-------- Given entries
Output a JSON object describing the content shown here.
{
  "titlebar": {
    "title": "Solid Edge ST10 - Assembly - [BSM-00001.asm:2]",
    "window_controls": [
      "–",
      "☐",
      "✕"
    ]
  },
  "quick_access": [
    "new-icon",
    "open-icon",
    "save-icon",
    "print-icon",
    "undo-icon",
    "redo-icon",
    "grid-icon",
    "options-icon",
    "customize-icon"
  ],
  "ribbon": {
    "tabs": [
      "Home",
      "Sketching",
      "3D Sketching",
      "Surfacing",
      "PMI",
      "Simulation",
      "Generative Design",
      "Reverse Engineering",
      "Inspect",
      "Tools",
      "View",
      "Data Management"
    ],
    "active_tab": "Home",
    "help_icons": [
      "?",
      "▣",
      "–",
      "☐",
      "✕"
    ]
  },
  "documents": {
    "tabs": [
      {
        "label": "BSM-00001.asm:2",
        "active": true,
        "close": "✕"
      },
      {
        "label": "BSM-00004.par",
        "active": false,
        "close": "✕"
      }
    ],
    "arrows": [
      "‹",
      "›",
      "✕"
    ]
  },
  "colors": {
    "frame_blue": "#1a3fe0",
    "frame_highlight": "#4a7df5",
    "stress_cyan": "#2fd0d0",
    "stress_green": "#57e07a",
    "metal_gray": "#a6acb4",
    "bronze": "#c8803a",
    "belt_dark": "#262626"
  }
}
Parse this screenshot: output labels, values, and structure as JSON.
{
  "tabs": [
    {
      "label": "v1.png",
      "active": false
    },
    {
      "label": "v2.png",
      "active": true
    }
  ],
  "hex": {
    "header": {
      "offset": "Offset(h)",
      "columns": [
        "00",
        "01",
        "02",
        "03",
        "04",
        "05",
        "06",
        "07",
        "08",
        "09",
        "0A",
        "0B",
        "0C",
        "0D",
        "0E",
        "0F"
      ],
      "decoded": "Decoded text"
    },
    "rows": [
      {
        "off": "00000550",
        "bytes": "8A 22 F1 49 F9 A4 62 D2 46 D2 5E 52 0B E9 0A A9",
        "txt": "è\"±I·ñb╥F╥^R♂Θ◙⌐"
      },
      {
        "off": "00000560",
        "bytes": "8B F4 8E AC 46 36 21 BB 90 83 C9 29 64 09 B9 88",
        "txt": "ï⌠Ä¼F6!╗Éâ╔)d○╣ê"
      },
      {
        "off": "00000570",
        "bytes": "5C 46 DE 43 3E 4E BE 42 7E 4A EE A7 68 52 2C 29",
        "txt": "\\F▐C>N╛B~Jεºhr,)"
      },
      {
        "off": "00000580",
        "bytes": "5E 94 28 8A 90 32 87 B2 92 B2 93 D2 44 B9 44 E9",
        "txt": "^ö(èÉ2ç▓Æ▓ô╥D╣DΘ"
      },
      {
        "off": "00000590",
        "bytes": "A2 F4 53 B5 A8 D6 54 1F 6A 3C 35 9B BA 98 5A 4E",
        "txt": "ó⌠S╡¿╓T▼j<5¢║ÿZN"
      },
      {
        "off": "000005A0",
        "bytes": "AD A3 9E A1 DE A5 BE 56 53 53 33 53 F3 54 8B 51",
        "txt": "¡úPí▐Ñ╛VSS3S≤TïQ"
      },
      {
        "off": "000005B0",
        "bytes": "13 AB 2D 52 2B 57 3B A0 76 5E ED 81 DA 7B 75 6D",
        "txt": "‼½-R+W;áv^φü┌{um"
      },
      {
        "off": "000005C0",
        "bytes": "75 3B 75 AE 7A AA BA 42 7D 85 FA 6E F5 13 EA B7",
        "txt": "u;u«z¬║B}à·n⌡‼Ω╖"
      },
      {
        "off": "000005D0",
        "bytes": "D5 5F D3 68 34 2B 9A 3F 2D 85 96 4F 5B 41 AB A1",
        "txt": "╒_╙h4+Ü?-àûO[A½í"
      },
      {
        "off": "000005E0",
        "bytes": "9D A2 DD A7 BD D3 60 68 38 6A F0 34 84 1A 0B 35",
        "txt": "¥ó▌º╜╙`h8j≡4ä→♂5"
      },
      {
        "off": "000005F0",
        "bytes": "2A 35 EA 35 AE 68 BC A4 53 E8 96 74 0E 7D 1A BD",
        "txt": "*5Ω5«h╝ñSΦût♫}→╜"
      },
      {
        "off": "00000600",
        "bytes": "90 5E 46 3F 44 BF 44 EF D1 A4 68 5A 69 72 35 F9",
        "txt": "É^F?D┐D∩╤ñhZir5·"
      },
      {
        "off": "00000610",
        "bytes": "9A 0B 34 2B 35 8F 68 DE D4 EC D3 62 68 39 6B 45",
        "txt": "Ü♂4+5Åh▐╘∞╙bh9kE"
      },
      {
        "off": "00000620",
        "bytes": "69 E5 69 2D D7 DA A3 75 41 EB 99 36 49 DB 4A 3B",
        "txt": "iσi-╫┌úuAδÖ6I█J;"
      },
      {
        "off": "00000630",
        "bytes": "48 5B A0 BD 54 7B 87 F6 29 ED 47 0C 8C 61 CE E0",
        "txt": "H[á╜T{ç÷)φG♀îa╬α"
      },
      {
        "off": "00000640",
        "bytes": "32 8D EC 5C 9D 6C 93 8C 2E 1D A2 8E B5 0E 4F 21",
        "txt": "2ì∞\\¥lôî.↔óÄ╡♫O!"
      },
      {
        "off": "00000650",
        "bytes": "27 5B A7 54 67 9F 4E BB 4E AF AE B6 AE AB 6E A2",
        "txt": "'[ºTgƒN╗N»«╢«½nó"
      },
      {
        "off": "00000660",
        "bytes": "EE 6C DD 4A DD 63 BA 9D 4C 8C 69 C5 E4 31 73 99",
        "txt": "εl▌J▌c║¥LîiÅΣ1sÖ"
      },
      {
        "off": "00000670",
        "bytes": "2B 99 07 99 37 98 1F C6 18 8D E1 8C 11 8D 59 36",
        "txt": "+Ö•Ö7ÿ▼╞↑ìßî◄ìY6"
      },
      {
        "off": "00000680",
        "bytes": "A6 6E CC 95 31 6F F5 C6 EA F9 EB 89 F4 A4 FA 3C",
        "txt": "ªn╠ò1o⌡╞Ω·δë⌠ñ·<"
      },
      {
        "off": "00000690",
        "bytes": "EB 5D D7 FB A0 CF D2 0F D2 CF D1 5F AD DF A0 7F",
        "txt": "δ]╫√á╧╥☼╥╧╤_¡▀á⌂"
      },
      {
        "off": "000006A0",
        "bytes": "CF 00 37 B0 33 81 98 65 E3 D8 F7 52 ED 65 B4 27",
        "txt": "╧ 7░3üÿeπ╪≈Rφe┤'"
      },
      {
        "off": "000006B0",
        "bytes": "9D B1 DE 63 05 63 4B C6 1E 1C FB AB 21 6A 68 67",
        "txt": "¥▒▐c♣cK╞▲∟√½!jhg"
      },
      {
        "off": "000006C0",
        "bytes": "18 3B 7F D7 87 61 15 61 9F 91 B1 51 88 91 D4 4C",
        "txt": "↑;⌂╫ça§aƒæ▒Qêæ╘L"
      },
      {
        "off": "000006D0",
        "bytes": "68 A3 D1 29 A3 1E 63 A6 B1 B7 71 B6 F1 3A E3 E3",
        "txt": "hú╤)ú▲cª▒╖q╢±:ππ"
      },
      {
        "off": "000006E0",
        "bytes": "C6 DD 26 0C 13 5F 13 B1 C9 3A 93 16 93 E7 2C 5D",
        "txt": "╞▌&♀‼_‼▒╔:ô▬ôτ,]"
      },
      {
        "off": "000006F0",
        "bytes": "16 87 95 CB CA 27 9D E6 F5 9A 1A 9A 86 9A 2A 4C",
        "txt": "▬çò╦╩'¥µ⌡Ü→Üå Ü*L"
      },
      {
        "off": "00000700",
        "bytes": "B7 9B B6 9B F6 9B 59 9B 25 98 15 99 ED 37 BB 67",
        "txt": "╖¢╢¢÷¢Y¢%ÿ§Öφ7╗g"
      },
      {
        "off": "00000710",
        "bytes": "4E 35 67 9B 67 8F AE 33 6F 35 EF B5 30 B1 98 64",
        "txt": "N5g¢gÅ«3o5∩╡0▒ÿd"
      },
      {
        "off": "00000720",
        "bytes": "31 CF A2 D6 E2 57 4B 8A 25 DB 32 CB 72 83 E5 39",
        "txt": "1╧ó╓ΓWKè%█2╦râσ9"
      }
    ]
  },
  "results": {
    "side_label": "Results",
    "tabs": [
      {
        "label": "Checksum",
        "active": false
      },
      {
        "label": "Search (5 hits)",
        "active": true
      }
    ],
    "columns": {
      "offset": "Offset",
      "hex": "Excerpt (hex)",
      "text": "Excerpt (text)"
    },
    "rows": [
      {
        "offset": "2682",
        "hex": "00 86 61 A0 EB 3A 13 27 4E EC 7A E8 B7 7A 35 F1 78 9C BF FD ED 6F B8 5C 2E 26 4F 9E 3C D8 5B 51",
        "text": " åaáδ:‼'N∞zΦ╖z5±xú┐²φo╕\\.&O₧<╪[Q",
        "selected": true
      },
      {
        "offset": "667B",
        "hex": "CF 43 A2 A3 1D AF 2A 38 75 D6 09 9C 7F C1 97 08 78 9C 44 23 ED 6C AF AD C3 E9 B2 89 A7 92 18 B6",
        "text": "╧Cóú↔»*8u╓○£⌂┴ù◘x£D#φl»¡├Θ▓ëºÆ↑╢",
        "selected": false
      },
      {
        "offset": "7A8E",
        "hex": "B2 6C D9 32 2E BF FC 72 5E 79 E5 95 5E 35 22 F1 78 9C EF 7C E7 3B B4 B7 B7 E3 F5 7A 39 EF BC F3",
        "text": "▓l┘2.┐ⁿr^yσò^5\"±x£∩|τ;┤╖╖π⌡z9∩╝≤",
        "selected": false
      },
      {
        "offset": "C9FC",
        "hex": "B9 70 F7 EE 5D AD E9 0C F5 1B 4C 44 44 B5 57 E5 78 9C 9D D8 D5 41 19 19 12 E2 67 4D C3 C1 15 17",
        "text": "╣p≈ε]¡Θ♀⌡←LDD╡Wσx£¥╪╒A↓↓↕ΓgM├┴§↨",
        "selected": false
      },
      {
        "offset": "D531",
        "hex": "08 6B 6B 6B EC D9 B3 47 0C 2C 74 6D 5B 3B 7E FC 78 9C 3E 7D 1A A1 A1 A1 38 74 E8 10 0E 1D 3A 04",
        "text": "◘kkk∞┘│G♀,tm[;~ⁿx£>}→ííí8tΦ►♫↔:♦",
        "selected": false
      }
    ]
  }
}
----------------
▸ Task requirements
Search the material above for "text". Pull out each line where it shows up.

▸ Solution to the exercise
      "decoded": "Decoded text"
      "text": "Excerpt (text)"
        "text": " åaáδ:‼'N∞zΦ╖z5±xú┐²φo╕\\.&O₧<╪[Q",
        "text": "╧Cóú↔»*8u╓○£⌂┴ù◘x£D#φl»¡├Θ▓ëºÆ↑╢",
        "text": "▓l┘2.┐ⁿr^yσò^5\"±x£∩|τ;┤╖╖π⌡z9∩╝≤",
        "text": "╣p≈ε]¡Θ♀⌡←LDD╡Wσx£¥╪╒A↓↓↕ΓgM├┴§↨",
        "text": "◘kkk∞┘│G♀,tm[;~ⁿx£>}→ííí8tΦ►♫↔:♦",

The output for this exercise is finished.